Amir Khusrau’s intimacy with the Sufi dervish order Chishti is reflected in his work: in his poetry he eulogized Nizamaddina Aulia, the head of the order, calling him a spiritual mentor. Amir Khusrau left many works of poetry, literary criticism, and history. His lyrics were collected in five divans: The Gift of Youth (written 1272), The Middle of Life (1284), The Plenitude of Perfection (1293), The Elected Remainder (1316), and The Summit of Perfection (1325). Romantic poems are prominent among his work—an example is Dawalrani Khizrkhan, based on themes from court life. He created a five-part work on the model and themes of the poems of Nizami: The Ascent of the Luminaries (1298), Shirin and Khosrov (1298), Medjun and Leila (1298), The Mirror of Iskander (1299), and Eight Heavenly Gardens (1301). Amir Khusrau made use of Indian folk tales; however, he made many vital modifications in their plots. Anthologies of poems, riddles, and sayings attributed to Amir Khusrau and written in Hindi have survived. Kkhalibari, a dictionary of synonyms containing Arabic, Persian, and Hindi words, has also been attributed to him. He composed many tesnifs (folk romances) in Urdu, which are performed by Indian singers.

WORKS

Mesnevi khasht bekhesht. Aligarh, 1336 A.H. (A.D. 1957).

REFERENCES
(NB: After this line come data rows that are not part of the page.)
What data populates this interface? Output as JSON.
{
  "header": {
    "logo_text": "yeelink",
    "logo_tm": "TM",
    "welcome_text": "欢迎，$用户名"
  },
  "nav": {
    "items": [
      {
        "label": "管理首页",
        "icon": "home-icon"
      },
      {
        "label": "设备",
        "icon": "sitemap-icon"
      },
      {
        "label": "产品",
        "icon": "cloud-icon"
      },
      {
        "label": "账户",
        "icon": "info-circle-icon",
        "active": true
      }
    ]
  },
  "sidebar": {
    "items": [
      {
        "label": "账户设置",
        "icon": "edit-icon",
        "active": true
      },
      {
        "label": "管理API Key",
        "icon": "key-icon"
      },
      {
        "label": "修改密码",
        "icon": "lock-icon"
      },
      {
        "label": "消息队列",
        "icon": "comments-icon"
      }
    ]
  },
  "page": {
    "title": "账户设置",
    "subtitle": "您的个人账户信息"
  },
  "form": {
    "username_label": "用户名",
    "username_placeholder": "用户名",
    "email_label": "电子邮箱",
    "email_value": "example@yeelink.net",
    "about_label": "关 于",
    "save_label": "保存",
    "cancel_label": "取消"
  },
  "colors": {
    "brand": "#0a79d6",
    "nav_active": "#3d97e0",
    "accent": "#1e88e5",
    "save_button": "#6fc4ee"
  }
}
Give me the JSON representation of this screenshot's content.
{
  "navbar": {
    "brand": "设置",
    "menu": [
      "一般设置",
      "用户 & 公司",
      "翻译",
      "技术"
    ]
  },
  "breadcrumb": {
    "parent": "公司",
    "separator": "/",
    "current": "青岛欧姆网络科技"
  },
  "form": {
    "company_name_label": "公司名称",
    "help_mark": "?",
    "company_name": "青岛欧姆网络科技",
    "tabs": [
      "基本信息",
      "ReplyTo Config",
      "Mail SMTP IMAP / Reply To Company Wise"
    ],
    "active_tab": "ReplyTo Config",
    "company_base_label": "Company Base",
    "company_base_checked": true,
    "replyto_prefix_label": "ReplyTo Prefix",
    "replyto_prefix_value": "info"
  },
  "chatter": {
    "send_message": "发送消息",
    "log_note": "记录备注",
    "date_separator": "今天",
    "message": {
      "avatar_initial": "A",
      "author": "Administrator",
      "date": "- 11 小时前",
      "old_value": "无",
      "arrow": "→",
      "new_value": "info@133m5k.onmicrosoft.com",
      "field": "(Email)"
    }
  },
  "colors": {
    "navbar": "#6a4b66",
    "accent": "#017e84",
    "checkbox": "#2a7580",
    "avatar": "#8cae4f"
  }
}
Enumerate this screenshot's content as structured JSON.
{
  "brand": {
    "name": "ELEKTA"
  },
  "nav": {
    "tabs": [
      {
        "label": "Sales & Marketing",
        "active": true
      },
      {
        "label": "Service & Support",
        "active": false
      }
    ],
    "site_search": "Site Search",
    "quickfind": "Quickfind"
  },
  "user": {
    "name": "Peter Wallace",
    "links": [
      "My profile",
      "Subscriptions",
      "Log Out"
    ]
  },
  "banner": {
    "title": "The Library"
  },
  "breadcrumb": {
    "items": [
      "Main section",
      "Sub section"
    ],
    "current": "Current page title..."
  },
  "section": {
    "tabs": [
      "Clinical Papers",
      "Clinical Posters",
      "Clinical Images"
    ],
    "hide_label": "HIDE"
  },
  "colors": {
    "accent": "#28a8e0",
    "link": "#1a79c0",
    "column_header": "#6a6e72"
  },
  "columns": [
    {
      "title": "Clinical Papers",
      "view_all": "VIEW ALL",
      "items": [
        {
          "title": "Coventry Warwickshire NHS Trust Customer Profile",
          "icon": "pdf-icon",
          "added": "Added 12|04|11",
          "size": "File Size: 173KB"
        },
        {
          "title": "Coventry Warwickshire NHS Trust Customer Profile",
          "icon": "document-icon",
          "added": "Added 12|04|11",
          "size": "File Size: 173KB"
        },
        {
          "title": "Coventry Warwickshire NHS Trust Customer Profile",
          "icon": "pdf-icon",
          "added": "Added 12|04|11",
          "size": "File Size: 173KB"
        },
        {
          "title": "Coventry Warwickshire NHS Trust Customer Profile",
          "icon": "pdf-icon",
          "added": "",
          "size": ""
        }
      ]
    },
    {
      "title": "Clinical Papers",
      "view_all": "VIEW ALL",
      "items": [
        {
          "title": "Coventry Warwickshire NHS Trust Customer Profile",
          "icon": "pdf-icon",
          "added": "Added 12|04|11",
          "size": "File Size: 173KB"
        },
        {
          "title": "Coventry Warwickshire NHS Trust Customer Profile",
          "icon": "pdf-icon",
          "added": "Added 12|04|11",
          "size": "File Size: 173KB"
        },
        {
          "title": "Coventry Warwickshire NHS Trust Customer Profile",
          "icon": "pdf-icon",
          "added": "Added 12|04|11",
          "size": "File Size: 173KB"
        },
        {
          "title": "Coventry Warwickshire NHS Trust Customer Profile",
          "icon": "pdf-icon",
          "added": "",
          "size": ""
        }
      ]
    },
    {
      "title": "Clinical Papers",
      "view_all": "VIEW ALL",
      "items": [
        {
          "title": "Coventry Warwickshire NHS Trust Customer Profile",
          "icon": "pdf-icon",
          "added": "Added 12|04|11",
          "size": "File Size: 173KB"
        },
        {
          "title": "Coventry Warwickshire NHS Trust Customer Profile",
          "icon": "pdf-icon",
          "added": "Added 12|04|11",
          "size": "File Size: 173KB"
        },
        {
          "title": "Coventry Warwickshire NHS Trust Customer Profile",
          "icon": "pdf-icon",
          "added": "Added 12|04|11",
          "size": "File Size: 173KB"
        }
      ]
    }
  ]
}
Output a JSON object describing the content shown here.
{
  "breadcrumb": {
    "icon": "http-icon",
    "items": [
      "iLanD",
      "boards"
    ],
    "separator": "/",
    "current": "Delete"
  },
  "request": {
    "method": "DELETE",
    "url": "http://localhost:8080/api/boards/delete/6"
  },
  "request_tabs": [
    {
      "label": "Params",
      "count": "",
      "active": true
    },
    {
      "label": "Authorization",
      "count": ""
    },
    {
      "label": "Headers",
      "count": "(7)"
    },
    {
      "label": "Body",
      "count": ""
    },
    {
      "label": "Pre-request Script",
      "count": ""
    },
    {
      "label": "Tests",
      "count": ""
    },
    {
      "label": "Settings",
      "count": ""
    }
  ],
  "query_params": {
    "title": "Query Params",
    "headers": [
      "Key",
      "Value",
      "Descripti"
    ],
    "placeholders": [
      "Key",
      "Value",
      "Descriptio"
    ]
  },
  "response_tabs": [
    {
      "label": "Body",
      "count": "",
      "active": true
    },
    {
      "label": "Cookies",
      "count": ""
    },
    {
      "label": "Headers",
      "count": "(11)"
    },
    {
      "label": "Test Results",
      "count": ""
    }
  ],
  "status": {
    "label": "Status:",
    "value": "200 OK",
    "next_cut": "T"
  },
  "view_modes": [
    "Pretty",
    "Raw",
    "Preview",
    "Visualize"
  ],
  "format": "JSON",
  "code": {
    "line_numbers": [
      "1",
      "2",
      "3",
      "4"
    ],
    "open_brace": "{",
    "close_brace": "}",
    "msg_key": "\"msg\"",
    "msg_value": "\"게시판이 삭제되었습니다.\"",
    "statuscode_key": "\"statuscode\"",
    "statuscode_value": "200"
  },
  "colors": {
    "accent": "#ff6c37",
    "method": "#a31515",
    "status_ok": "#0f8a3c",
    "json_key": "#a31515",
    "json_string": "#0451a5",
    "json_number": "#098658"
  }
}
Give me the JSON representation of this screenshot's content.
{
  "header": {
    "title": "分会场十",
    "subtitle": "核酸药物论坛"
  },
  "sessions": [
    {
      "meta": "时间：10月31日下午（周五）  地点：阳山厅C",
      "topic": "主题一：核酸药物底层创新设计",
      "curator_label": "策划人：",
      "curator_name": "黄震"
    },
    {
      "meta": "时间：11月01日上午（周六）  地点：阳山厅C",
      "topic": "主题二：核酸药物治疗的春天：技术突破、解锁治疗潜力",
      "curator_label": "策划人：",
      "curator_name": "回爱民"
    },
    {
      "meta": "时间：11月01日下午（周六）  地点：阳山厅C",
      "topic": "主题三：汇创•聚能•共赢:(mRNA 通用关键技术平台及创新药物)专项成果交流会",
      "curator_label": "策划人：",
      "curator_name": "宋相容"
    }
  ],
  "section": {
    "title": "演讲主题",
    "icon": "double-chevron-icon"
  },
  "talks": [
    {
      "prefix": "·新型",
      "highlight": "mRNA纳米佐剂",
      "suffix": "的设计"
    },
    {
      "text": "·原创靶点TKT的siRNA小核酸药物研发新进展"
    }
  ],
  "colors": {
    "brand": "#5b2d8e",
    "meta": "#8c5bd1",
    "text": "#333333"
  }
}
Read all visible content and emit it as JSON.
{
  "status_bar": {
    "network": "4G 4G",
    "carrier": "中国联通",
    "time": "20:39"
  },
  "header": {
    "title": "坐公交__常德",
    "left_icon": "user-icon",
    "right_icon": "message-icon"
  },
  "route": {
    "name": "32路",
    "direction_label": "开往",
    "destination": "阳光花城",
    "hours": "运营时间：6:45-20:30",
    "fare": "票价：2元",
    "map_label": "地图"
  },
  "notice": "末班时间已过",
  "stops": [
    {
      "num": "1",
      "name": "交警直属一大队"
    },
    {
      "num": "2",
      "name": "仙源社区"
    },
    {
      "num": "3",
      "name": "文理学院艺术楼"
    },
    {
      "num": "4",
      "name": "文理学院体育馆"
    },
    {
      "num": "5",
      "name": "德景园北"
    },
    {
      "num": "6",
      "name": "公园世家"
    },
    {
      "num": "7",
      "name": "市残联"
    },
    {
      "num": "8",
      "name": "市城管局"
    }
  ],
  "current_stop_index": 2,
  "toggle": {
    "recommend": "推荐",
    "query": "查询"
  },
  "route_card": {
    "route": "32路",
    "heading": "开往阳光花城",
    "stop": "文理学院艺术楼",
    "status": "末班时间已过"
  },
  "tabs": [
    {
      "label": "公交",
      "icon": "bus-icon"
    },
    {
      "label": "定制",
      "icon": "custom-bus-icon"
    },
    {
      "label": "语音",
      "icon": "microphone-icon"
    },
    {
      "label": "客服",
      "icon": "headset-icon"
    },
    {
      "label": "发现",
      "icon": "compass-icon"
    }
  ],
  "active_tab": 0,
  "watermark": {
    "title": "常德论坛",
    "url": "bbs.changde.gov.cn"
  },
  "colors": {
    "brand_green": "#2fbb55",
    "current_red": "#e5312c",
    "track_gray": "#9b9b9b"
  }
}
Bertel’s, E. E. Roman ob Aleksandre i ego glavnye versii na Vostoke. Moscow-Leningrad, 1948.
Storey, C. A. Persian Literature: A Bio-bibliographical Survey, section 2, fasc. 3. London, 1939.
Muhammad Wahid Mirza. The Life and Works of Amir Khusrau. Calcutta, 1935.
Arberry, A. J. Classical Persian Literature. London, [1958].
The Great Soviet Encyclopedia, 3rd Edition (1970-1979). © 2010 The Gale Group, Inc. All rights reserved.
References in periodicals archive ?
KARACHI -- It is always sheer joy listening to the inimitable duo, Farid Ayaz and Abu Mohammad, belt out those unmatched lines penned by Hazrat Amir Khusrau with the kind of disarming fervour that's required for devotional poetry and music.
In the medieval period, Amir Khusrau (1253-1325), a great Sufi poet and an early architect of India's composite culture mentions the birthplace (Gokul) of Krishna, in the verses of his famous qawwali 'Rang.'
He was a founder of Indo-Middle East Cultural Studies and All India Amir Khusrau Society which had branches in several countries.
The famed Sufi Amir Khusrau invented Khayal, a meditative form of vocalising ragas, eight centuries ago.
We in the Subcontinent still cannot get away from under the shadow of Amir Khusrau, an Indian born genius of a Khorasani migrant.
Rung De is an upbeat number that works regardless of whether you know what Amir Khusrau is talking about.
The seminar would include demonstrations of qawwali by the celebrated Ghayoor Moiz Mustafa Qawwal and cover topics including the origin and evolution of qawwali, Sufism, the relationship between Islam and qawwali, the music of Pakistan and Northern India, Amir Khusrau's contribution to the art of qawwali, the various genres and forms of qawwali, the etiquette of participating in a performance of qawwali and the essential elements of qawwali.
Alaudin's performance as a ruler was recorded by contemporary historians including Amir Khusrau and Ziauddin Barani.
The hundred ghazals of Amir Khusrau, we are informed by Sufi Ghulzar, the translator's son, in a preface, were translated into Urdu verse from the original Persian on the occasion of the poet's 750th death anniversary celebrations held in Pakistan in 1975.
Amir Khusrau, who holds a very high position in the cultural history of India, was really proud of being an Indian and admired the achievements of the Hindus.
From Amir Khusrau to Dev Anand, the amusing literary giant describes his muse as effortlessly as one talks about a next- door neighbour.
Even as it celebrates the multifaceted genius of Amir Khusrau (1253-1325) as versatile poet, master of Persian language and verse forms, scholar, musician and composer, and mystic, it aims to promote research on the impress left by this iconic figure on Indo-Islamic art and culture, more so in "a historical and contemporary cultural perspective".